Ara and Kit, two girls in the village school, seem to have nothing in common. Ara, the elder, is large, earthy and illiterate; Kit is lean, brainy and interested in abstractions like philosophy. After they leave school Ara cannot let Kit alone – she is drawn to her as a moth to a candle flame.
It was in the village school playground that Kit first laid eyes on Ara and determined that they were to become best friends. Kit was 10, Ara two years older. If Kit was a scrawny little girl, quick and dynamic, Ara was large, slow, and deliberate.
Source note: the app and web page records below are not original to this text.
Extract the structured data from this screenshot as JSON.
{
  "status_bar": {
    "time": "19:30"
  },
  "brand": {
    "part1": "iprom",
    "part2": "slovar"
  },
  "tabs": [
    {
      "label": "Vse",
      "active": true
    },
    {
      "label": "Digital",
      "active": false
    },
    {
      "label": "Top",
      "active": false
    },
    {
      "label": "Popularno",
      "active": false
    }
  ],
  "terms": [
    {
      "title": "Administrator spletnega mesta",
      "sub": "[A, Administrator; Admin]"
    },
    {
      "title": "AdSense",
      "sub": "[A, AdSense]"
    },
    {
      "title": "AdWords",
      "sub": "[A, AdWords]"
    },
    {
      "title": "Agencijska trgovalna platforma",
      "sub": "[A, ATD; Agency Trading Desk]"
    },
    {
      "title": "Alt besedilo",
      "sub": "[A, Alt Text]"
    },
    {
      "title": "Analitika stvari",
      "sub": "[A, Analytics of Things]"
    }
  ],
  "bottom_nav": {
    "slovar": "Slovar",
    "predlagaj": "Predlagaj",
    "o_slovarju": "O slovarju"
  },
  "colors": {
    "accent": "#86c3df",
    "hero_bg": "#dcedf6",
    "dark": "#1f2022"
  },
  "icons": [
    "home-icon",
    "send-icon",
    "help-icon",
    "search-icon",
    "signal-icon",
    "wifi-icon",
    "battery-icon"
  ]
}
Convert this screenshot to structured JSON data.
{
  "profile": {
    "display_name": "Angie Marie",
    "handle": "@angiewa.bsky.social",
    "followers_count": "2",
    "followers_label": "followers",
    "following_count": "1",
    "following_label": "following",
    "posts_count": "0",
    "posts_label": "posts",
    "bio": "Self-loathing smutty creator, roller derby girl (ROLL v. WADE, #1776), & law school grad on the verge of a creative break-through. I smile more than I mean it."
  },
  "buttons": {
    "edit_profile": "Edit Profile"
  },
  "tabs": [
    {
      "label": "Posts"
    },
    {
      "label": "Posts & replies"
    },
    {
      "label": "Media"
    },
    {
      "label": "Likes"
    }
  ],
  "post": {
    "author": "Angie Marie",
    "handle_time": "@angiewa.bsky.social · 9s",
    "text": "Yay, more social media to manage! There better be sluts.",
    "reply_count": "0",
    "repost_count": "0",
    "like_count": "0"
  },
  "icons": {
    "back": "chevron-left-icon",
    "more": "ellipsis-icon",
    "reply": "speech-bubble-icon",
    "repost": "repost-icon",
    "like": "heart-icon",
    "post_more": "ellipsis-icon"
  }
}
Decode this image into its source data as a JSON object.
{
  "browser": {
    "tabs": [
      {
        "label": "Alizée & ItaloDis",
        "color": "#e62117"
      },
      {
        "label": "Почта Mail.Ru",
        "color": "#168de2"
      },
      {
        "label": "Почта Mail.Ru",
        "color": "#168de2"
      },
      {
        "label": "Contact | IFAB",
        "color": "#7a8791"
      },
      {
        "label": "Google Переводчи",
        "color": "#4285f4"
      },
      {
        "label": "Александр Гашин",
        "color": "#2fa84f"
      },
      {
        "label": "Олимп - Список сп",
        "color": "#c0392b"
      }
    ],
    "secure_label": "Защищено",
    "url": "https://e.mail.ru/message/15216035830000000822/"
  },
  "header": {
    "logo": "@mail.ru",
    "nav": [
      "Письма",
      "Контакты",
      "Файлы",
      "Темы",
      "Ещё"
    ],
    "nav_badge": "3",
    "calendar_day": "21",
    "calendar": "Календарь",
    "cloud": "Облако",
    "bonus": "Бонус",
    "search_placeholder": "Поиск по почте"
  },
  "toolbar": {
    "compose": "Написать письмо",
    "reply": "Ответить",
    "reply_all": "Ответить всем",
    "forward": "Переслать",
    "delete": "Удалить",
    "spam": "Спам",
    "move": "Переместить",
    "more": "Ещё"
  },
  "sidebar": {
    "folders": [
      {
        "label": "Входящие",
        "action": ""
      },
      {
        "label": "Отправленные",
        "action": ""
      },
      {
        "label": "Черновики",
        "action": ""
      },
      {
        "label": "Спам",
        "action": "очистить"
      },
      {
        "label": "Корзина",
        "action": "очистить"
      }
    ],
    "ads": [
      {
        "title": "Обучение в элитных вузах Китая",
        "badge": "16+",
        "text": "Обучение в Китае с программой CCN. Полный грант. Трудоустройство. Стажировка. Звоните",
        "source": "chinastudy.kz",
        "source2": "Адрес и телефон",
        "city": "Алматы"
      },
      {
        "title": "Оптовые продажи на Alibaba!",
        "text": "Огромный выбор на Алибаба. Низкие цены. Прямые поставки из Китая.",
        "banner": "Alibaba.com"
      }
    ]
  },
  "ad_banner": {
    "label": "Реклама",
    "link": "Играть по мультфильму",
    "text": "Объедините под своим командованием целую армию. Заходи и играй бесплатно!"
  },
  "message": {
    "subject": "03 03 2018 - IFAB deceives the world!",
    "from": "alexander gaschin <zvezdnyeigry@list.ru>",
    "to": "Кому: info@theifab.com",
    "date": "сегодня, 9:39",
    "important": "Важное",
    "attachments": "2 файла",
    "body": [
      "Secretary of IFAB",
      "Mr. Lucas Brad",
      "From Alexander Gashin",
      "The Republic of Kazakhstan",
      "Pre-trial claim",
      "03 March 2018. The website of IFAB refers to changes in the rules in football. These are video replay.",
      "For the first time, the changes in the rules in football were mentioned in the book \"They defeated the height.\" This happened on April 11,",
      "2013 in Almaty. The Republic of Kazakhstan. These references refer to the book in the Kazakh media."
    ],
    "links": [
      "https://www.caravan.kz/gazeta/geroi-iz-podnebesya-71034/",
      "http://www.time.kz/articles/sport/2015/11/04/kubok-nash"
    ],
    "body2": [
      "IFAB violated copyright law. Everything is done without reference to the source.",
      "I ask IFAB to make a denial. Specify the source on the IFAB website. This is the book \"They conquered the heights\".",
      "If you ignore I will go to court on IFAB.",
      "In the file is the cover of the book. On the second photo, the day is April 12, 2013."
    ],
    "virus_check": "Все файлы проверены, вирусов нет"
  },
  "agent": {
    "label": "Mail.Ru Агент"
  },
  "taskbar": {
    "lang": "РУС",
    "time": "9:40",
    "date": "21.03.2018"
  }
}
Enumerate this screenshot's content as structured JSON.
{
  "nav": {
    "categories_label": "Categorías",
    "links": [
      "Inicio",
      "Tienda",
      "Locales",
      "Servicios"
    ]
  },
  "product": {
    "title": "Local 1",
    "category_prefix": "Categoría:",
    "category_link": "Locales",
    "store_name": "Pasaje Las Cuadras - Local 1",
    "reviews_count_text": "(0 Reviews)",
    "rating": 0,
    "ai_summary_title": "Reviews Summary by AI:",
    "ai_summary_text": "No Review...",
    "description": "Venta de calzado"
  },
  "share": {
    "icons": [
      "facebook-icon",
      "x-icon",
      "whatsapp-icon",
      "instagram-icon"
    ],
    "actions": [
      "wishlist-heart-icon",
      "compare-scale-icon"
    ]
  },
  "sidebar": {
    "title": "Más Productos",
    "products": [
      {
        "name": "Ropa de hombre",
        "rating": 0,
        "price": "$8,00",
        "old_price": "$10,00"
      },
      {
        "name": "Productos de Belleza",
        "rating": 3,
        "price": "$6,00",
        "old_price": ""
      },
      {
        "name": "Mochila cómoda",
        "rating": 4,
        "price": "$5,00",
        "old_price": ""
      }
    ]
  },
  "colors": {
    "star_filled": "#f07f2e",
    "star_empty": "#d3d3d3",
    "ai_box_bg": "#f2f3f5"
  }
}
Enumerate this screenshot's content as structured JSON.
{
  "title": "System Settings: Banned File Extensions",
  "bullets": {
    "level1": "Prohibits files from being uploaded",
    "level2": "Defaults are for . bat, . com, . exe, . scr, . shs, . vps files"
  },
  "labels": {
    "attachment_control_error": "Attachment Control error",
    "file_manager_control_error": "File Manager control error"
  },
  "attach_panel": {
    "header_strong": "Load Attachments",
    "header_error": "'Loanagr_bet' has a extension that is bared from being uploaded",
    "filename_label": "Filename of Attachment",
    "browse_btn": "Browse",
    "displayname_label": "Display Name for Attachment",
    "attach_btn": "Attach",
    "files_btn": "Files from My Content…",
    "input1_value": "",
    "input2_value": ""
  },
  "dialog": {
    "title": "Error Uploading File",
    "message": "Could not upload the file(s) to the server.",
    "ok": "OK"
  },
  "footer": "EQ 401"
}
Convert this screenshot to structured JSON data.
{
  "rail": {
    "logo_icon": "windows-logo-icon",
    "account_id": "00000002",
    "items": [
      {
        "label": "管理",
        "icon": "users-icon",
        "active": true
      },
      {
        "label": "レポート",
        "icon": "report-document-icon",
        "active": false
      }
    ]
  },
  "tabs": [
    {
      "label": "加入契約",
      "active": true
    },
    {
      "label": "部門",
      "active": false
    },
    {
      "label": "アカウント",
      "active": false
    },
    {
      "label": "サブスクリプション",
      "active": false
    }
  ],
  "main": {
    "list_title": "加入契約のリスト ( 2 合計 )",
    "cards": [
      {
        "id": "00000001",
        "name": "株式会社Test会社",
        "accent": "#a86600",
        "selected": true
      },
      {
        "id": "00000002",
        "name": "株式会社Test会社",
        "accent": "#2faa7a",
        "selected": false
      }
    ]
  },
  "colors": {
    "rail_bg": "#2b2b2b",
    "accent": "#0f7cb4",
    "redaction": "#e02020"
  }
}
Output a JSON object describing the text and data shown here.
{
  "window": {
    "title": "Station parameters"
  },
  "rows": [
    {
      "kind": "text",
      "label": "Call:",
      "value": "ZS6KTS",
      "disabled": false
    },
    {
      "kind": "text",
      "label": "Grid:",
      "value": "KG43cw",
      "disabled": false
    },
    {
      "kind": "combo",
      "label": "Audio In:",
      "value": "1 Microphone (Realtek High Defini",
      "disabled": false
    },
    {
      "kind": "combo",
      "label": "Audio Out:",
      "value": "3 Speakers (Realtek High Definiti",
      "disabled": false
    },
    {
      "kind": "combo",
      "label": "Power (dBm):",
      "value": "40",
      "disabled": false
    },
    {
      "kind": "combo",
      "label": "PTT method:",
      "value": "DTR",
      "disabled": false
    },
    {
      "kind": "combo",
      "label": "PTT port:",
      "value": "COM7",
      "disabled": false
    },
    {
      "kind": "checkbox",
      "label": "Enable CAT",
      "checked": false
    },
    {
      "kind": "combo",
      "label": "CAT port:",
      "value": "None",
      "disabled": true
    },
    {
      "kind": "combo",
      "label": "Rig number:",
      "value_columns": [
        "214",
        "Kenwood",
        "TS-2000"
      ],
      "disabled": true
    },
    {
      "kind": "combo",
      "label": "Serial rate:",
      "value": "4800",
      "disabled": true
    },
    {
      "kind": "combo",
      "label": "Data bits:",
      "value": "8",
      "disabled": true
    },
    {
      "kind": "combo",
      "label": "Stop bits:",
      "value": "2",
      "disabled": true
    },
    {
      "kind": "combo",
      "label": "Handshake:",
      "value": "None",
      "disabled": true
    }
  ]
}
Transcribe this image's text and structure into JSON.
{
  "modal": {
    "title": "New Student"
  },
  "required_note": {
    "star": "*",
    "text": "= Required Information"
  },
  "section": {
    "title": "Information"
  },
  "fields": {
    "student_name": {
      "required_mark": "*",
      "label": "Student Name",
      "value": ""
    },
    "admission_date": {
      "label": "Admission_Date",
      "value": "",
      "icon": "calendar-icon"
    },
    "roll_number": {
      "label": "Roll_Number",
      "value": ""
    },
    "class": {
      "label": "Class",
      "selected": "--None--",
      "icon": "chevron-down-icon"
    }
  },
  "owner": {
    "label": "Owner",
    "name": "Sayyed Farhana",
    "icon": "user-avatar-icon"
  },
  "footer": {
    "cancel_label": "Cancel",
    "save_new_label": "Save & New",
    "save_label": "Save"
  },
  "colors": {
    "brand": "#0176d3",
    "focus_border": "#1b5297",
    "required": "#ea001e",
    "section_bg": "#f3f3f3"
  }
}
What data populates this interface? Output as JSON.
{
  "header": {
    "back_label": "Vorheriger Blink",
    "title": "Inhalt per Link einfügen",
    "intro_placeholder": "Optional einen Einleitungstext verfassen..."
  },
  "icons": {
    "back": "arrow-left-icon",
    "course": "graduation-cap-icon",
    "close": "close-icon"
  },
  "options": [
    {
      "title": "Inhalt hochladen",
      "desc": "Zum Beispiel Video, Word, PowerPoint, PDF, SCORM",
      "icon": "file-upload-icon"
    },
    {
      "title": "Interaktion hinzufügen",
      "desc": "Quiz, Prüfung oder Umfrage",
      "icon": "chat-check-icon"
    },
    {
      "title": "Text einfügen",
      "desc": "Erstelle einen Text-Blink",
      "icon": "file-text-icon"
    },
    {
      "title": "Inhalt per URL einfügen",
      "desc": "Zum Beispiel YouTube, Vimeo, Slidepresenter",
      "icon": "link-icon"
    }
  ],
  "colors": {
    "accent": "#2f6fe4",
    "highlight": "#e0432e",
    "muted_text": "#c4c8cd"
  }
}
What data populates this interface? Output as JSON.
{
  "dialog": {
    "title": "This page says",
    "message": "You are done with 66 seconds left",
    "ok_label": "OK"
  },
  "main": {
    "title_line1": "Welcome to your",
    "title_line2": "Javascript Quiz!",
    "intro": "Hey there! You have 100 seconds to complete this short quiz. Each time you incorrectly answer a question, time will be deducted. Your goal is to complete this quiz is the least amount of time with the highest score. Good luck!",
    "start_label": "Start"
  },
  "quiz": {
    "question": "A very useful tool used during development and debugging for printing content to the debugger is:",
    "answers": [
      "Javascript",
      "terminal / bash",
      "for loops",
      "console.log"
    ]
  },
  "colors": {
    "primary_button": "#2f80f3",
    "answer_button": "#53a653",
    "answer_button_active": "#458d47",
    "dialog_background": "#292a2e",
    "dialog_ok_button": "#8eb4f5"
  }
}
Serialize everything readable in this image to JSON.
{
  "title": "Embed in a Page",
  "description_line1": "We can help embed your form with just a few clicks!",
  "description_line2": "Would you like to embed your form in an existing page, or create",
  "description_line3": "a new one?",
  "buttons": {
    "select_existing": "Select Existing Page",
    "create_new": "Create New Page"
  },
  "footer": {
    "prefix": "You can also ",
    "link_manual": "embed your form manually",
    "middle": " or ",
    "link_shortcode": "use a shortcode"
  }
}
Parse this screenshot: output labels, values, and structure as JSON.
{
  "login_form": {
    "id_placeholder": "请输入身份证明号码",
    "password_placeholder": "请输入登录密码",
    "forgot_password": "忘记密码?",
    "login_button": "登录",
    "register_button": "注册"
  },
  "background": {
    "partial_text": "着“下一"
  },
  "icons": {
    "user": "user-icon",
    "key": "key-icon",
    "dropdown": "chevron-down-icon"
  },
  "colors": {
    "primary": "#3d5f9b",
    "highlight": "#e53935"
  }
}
The story o their friendship is told through the eyes of Kit, and it shows with astonishing precision just how a person, especially someone growing up, is a battleground on which obsessive claims of the mind, addictions, and instincts strive for domination.
“Airy and sharp, graceful and emotionally exact.”
– Julian Evans, Independent
“It is a novel of ideas exploring the nature of addiction, emotional dependency, the hunger to belong and the slow awakening in the narrator of the opposite impulse to become independent, self-created and free.”
– Expats Magazine